Chief Judge Timothy Evans announced Tuesday that his office’s 2,600 employees will have to be vaccinated to return to work, with limited exceptions. That includes judges and workers at the Cook County Juvenile Detention Center. This after the Chief Judge was criticized for previously not mandating the vaccine for all employees and WBEZ initially reported about the lack of mandate.
“Public health experts have determined that unvaccinated individuals are more likely to contract and transmit the virus and to experience more serious symptoms of COVID-19 than those who are vaccinated,” said Chief Judge Evans in a statement. “This step is being taken to ensure the safest possible workplace for our employees, and to protect employees of our justice partners, court services patrons, residents of the Juvenile Temporary Detention Center, and the general public.”
The move comes as the county has seen a spike in cases, including among Cook County Jail detainees — with the most recorded cases at the jail since mid-December 2020, before vaccines were made widely available, according to Injustice Watch’s Cook County Jail Coronavirus tracker.
Currently, 307 detainees in custody and 270 Cook County Sheriff employees are positive with COVID-19, according to the Sheriff’s office.
At the Cook County Juvenile Temporary Detention Center, five employees and seven residents are positive, both groups include people who previously tested positive.
Unvaccinated employees must comply with the mandate within 21 days.

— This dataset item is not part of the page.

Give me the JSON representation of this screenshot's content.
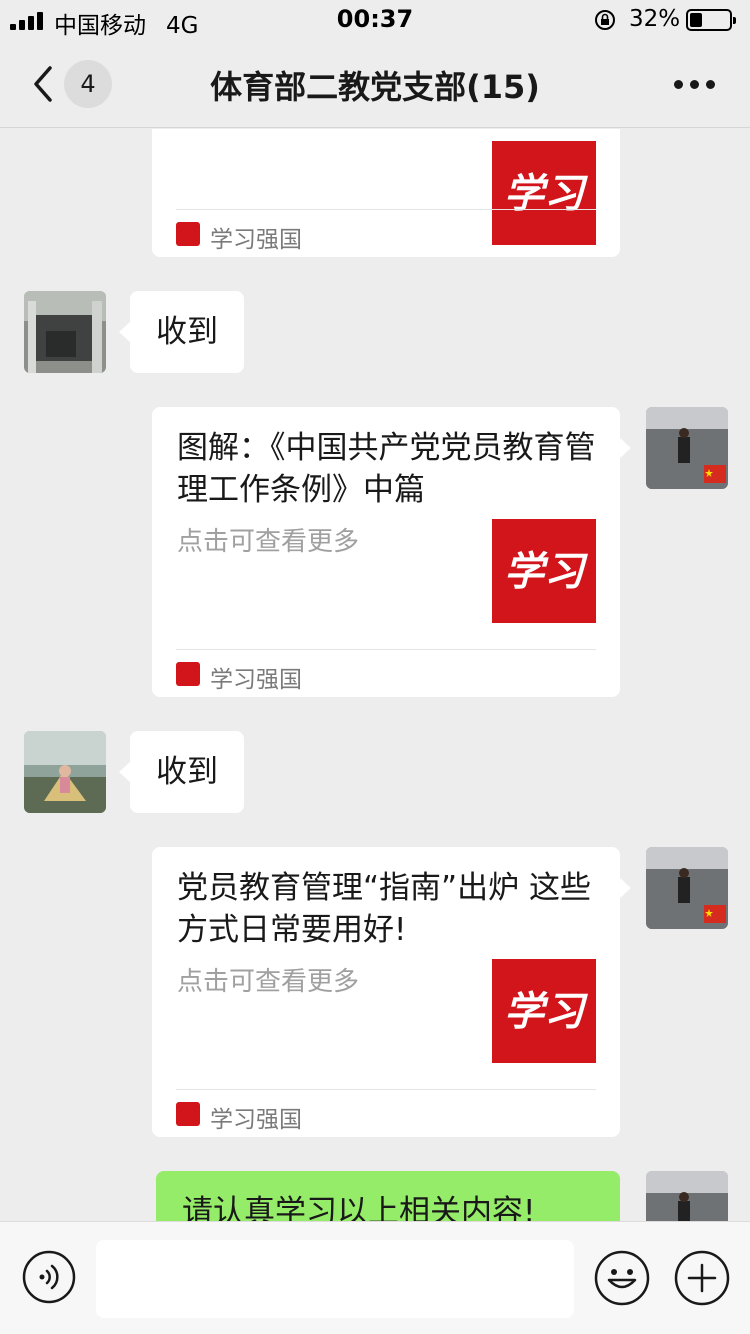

Amanda Klonsky, a member of the Cook County Juvenile Detention Center’s advisory board, said that while this is major progress, it’s baffling that there was no mandate until Tuesday evening.
“The main threat to the health and safety of people who work in jails, prisons and detention centers at this time is COVID, so this stuff is for the protection of people who work in these institutions, as well as for children who are detained there,” Klonsky said.